In order to implement the various techniques discussed in this class, the students must be able to determine the mathematical relation between the economic variables that make up the various functions used in economicsdemand functions, production functions, cost functions, and others.

For example, a manager often must determine the total cost of producing various levels of output. As you will see later, the relation between total cost (C) and quantity (Q) can be specified as

PARAMETERS OF THE EQUATION

where a, b, c, and d are the parameters of the cost equation. Parameters are coefficients in an equation that determine the exact mathematical relation among the variables in the equation.

Once the numerical values of the parameters are determined, the manager then knows the quantitative relation between output and total cost. For example, suppose the values of the parameters of the cost equation are determined to be a = 1,262, b = 1.0, c = 0.03, and d = 0.005. The cost equation can now be expressed as:

This equation can now be used to compute the total cost of producing various levels of output.

If, for example, the manager wishes to produce 30 units of output , the total cost can be calculated as

equal to:

The process of finding estimates of the numerical values of the parameters of an equation is called parameter estimation.

REGRESSION ANALYSIS

Although there are several techniques for estimating parameters,

the values of the parameters are often obtained by using a technique called regression analysis.

Regression analysis uses data on economic variables to determine a mathematical equation that describes the relation between the economic variables.

Regression analysis involves both:

1. the estimation of parameter values and

2. testing for statistical significance.

In this notes and the notes that will follow, we are not as much interested in your knowing the ways the various statistics are calculated, as we are in your knowing how these statistics can be interpreted and used.

THE SIMPLE LINEAR REGRESSION MODEL

Regression analysis is a technique used to determine the mathematical relation between a dependent variable and one or more explanatory variables.

The explanatory variables (independent variables) are the economic variables that are though to affect the value of the dependent variable.

In the simple linear regression model, the dependent variable Y is related to only one explanatory variable X, and the relation between Y and X is linear:

This is the equation for a straight line, with X plotted along the horizontal axis and Y along the vertical axis.

The parameter a is called the intercept parameter because it gives the value of Y at the point where the regression line crosses the Y axis. (X is equal to zero at this point.)

The parameter b is called the slope parameter because it gives the slope of the regression line.

The slope of a line measures the rate of change in Y as X changes (AY/AX); it is therefore the change in Y per unit change in X.

The simple regression model is based on a linear relation between Y and X, in large part because estimating the parameters of a linear model is relatively simple statistically. Assuming a linear relation is not overly restrictive. For one thing, many variables are actually linearly related or very nearly linearly related.
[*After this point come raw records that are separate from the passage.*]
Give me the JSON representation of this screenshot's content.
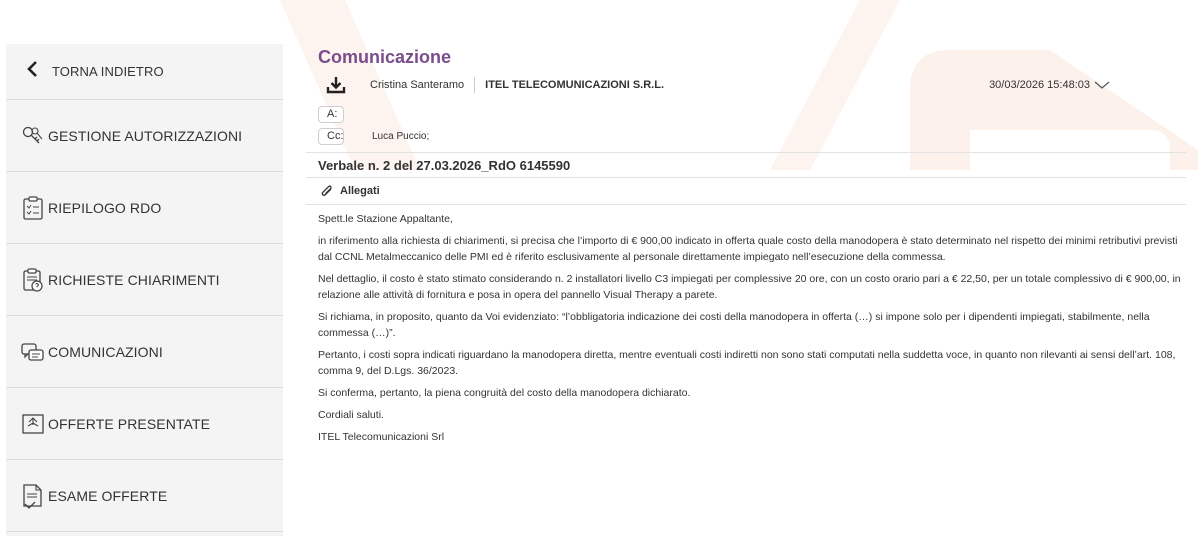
{
  "sidebar": {
    "back_label": "TORNA INDIETRO",
    "items": [
      {
        "label": "GESTIONE AUTORIZZAZIONI",
        "icon": "keys-icon"
      },
      {
        "label": "RIEPILOGO RDO",
        "icon": "clipboard-list-icon"
      },
      {
        "label": "RICHIESTE CHIARIMENTI",
        "icon": "clipboard-question-icon"
      },
      {
        "label": "COMUNICAZIONI",
        "icon": "chat-bubbles-icon"
      },
      {
        "label": "OFFERTE PRESENTATE",
        "icon": "offer-card-icon"
      },
      {
        "label": "ESAME OFFERTE",
        "icon": "document-check-icon"
      }
    ]
  },
  "message": {
    "title": "Comunicazione",
    "sender": "Cristina Santeramo",
    "company": "ITEL TELECOMUNICAZIONI S.R.L.",
    "date": "30/03/2026 15:48:03",
    "to_label": "A:",
    "to_value": "",
    "cc_label": "Cc:",
    "cc_value": "Luca Puccio;",
    "subject": "Verbale n. 2 del 27.03.2026_RdO 6145590",
    "attachments_label": "Allegati",
    "paragraphs": [
      "Spett.le Stazione Appaltante,",
      "in riferimento alla richiesta di chiarimenti, si precisa che l’importo di € 900,00 indicato in offerta quale costo della manodopera è stato determinato nel rispetto dei minimi retributivi previsti dal CCNL Metalmeccanico delle PMI ed è riferito esclusivamente al personale direttamente impiegato nell’esecuzione della commessa.",
      "Nel dettaglio, il costo è stato stimato considerando n. 2 installatori livello C3 impiegati per complessive 20 ore, con un costo orario pari a € 22,50, per un totale complessivo di € 900,00, in relazione alle attività di fornitura e posa in opera del pannello Visual Therapy a parete.",
      "Si richiama, in proposito, quanto da Voi evidenziato: “l’obbligatoria indicazione dei costi della manodopera in offerta (…) si impone solo per i dipendenti impiegati, stabilmente, nella commessa (…)”.",
      "Pertanto, i costi sopra indicati riguardano la manodopera diretta, mentre eventuali costi indiretti non sono stati computati nella suddetta voce, in quanto non rilevanti ai sensi dell’art. 108, comma 9, del D.Lgs. 36/2023.",
      "Si conferma, pertanto, la piena congruità del costo della manodopera dichiarato.",
      "Cordiali saluti.",
      "ITEL Telecomunicazioni Srl"
    ]
  },
  "colors": {
    "title": "#7a4d8c",
    "sidebar_bg": "#f4f4f4",
    "deco": "#fdf1ec"
  }
}
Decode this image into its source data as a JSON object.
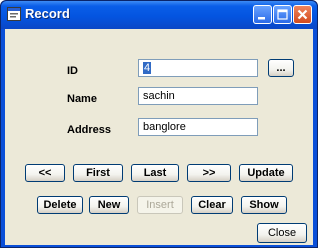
{
  "window": {
    "title": "Record"
  },
  "form": {
    "id_label": "ID",
    "id_value": "4",
    "name_label": "Name",
    "name_value": "sachin",
    "address_label": "Address",
    "address_value": "banglore",
    "browse_label": "..."
  },
  "nav_buttons": {
    "prev": "<<",
    "first": "First",
    "last": "Last",
    "next": ">>",
    "update": "Update"
  },
  "action_buttons": {
    "delete": "Delete",
    "new": "New",
    "insert": "Insert",
    "clear": "Clear",
    "show": "Show"
  },
  "close_button": "Close"
}
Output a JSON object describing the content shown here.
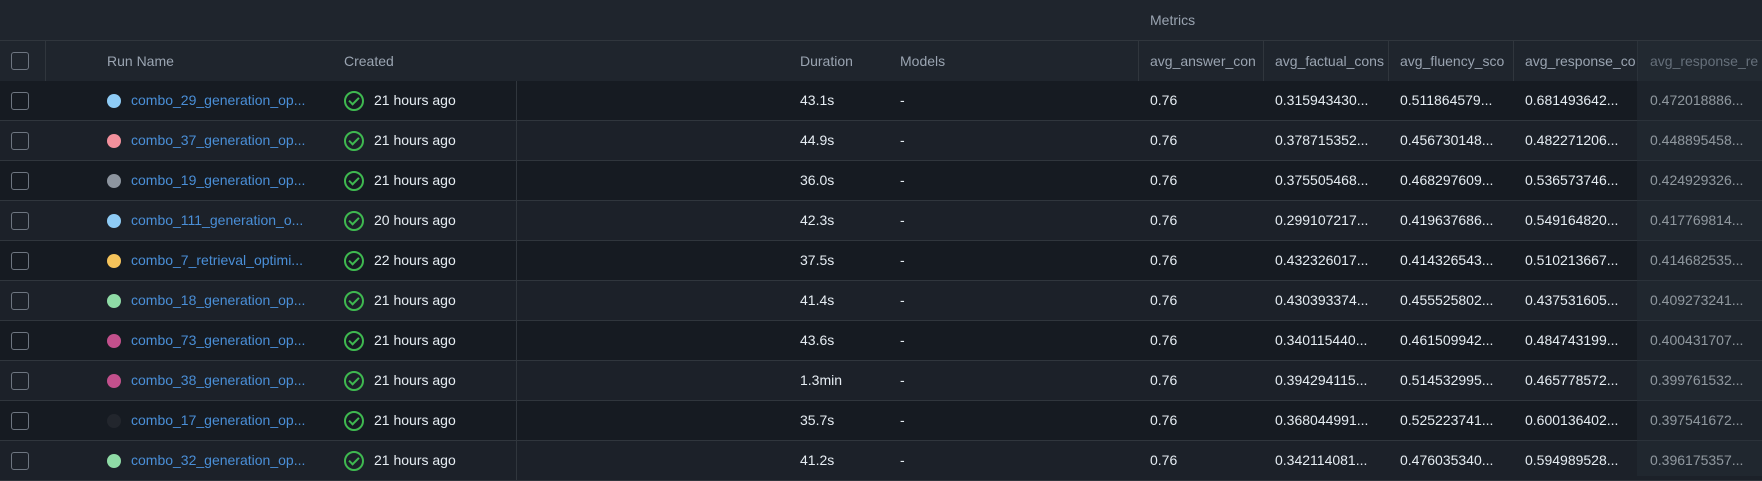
{
  "group_header": {
    "metrics_label": "Metrics"
  },
  "columns": {
    "run_name": "Run Name",
    "created": "Created",
    "duration": "Duration",
    "models": "Models",
    "m1": "avg_answer_con",
    "m2": "avg_factual_cons",
    "m3": "avg_fluency_sco",
    "m4": "avg_response_co",
    "m5": "avg_response_re"
  },
  "rows": [
    {
      "name": "combo_29_generation_op...",
      "color": "#8ecbf5",
      "created": "21 hours ago",
      "duration": "43.1s",
      "models": "-",
      "m1": "0.76",
      "m2": "0.315943430...",
      "m3": "0.511864579...",
      "m4": "0.681493642...",
      "m5": "0.472018886..."
    },
    {
      "name": "combo_37_generation_op...",
      "color": "#f2909c",
      "created": "21 hours ago",
      "duration": "44.9s",
      "models": "-",
      "m1": "0.76",
      "m2": "0.378715352...",
      "m3": "0.456730148...",
      "m4": "0.482271206...",
      "m5": "0.448895458..."
    },
    {
      "name": "combo_19_generation_op...",
      "color": "#8d959f",
      "created": "21 hours ago",
      "duration": "36.0s",
      "models": "-",
      "m1": "0.76",
      "m2": "0.375505468...",
      "m3": "0.468297609...",
      "m4": "0.536573746...",
      "m5": "0.424929326..."
    },
    {
      "name": "combo_111_generation_o...",
      "color": "#8ecbf5",
      "created": "20 hours ago",
      "duration": "42.3s",
      "models": "-",
      "m1": "0.76",
      "m2": "0.299107217...",
      "m3": "0.419637686...",
      "m4": "0.549164820...",
      "m5": "0.417769814..."
    },
    {
      "name": "combo_7_retrieval_optimi...",
      "color": "#f5c35b",
      "created": "22 hours ago",
      "duration": "37.5s",
      "models": "-",
      "m1": "0.76",
      "m2": "0.432326017...",
      "m3": "0.414326543...",
      "m4": "0.510213667...",
      "m5": "0.414682535..."
    },
    {
      "name": "combo_18_generation_op...",
      "color": "#8fdba6",
      "created": "21 hours ago",
      "duration": "41.4s",
      "models": "-",
      "m1": "0.76",
      "m2": "0.430393374...",
      "m3": "0.455525802...",
      "m4": "0.437531605...",
      "m5": "0.409273241..."
    },
    {
      "name": "combo_73_generation_op...",
      "color": "#c2508c",
      "created": "21 hours ago",
      "duration": "43.6s",
      "models": "-",
      "m1": "0.76",
      "m2": "0.340115440...",
      "m3": "0.461509942...",
      "m4": "0.484743199...",
      "m5": "0.400431707..."
    },
    {
      "name": "combo_38_generation_op...",
      "color": "#c2508c",
      "created": "21 hours ago",
      "duration": "1.3min",
      "models": "-",
      "m1": "0.76",
      "m2": "0.394294115...",
      "m3": "0.514532995...",
      "m4": "0.465778572...",
      "m5": "0.399761532..."
    },
    {
      "name": "combo_17_generation_op...",
      "color": "#22262d",
      "created": "21 hours ago",
      "duration": "35.7s",
      "models": "-",
      "m1": "0.76",
      "m2": "0.368044991...",
      "m3": "0.525223741...",
      "m4": "0.600136402...",
      "m5": "0.397541672..."
    },
    {
      "name": "combo_32_generation_op...",
      "color": "#8fdba6",
      "created": "21 hours ago",
      "duration": "41.2s",
      "models": "-",
      "m1": "0.76",
      "m2": "0.342114081...",
      "m3": "0.476035340...",
      "m4": "0.594989528...",
      "m5": "0.396175357..."
    }
  ]
}
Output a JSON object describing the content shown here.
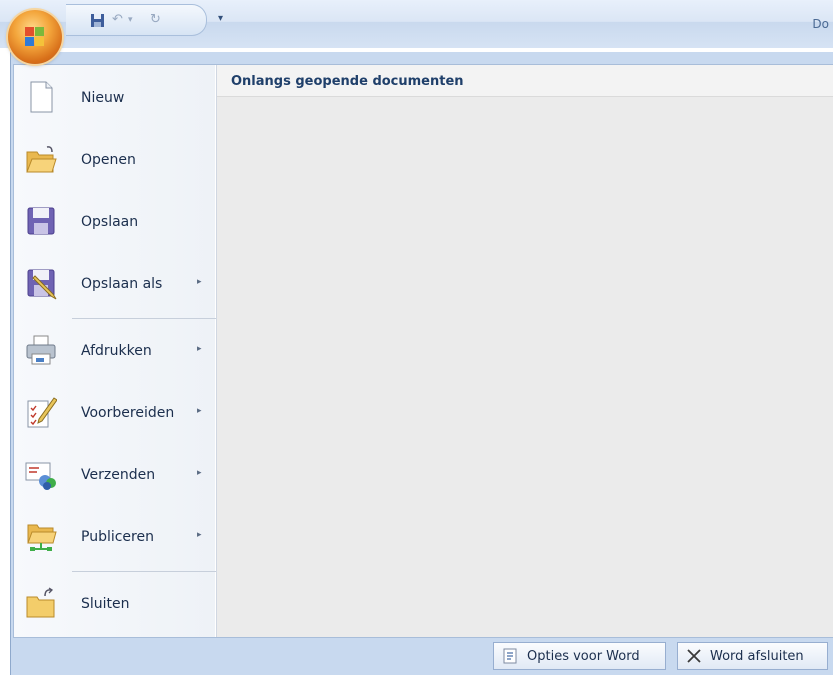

For those cases where Y and X are instead related in a curvilinear fashion, you will see that a simple transformation of the variables often makes it possible to model nonlinear relations within the framework of the linear regression model.

A Hypothetical Regression Model

To illustrate the simple regression model, consider a statistical problem facing the Tampa Travel...